Some colleagues and I are writing a short place-based composition reader for Longman Press, and in our last meeting we began discussing what readings we could include that would address technology-related issues. I was having trouble finding appropriate essays that dealt with both technology and place, but after describing my recent experience with Ecotone bloggers, Paula wondered if we should include some blog entries on the topic of place.
I think we certainly can justify such an inclusion just on the basis of how popular blogging has become as a genre of online writing. Someone told me that in the next year there will 10 million blogs on the web, and a high percentage of these will be written by 13-19 year olds. I haven’t been able to verify this, but if the numbers are at all accurate then it motivates me to take blogging seriously as another literacy practice that many students could be bringing to the composition classroom.
In light of this, I think it makes good sense present examples of blogs that write in sustained ways about place, especially if we want ways to discuss the relationship between place and new media. However, actually selecting blog entries seems like no simple task, and it raises some questions in my mind:
- Does it make sense to transfer blog entries from a digital medium to print? Does it take them too much out of their native context?

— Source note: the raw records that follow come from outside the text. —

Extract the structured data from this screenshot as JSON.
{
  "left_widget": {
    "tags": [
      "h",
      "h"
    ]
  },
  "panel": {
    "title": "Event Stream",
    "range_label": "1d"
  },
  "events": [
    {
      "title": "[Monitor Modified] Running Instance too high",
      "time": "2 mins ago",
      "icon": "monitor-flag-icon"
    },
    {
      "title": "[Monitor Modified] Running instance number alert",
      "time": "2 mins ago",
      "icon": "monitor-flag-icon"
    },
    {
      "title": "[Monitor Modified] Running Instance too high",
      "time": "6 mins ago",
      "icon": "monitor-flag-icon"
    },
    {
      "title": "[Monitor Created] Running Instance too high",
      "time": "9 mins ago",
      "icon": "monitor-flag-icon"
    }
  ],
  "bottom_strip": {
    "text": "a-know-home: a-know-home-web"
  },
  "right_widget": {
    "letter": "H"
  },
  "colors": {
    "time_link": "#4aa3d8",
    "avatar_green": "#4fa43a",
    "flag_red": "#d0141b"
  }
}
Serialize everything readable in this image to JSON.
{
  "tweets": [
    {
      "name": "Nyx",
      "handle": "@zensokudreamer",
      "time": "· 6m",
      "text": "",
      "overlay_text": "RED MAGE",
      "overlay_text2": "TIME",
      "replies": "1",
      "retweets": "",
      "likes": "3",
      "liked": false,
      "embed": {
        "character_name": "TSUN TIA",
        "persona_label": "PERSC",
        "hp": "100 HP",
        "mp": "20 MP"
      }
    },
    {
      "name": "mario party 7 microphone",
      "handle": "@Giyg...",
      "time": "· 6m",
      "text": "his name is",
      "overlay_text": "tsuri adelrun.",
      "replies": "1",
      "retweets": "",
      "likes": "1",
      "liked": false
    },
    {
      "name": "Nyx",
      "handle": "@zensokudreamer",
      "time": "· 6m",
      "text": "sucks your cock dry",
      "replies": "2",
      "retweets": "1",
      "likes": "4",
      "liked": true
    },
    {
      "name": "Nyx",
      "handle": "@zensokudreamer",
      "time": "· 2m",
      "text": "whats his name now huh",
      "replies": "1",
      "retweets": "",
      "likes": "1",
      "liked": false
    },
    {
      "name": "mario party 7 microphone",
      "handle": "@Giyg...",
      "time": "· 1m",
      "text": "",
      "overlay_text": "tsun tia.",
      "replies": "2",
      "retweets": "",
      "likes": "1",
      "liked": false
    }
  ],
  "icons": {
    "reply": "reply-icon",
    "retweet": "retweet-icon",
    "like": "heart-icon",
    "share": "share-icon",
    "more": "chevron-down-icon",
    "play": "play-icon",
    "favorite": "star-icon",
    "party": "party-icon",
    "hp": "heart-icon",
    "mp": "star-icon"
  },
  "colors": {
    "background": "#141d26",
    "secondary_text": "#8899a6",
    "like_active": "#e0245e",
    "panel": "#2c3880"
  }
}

- What are the pedagogical benefits of having students read place blogs? What do we gain from teaching about place blogs in the classroom?
Naturally, the blog on paper is not the same as the blog online, since it’s a genre native to the web. However, given the limitations of print-based textbooks, we have to make some compromises and it seems better to have some imperfect examples of blogging than to give the impression that there is no connection between online experience and place-based writing.
As for pedagogy, I think place blogs model several important writing virtues:
- The importance of writing as a daily discipline
- The practice of close, regular attention to ordinary experience (observation, description, notetaking)
- the collaborative nature of writing (writing with and for others)
- the personal role of writing in non-academic settings (yes, people write even when its not for school or for money).
- The representation of the mind at work (like personal essays, blogs represent not just the product of thought, but the process of thinking)
So I would open the question up to any interested place bloggers:
Clearly, these are self-serving questions since I’m involved in selecting texts for our reader, but I also think having place blog entries in a composition reader would serve to draw attention to this genre of blogging (one of the expressed goals of the Ecotone wiki). In any case, I’d be interested to hear what others had to think of this whole idea.
I’d also be interested to hear any recommendations for essays that reflect on the relationship between technology and place (these could take quite a few different forms).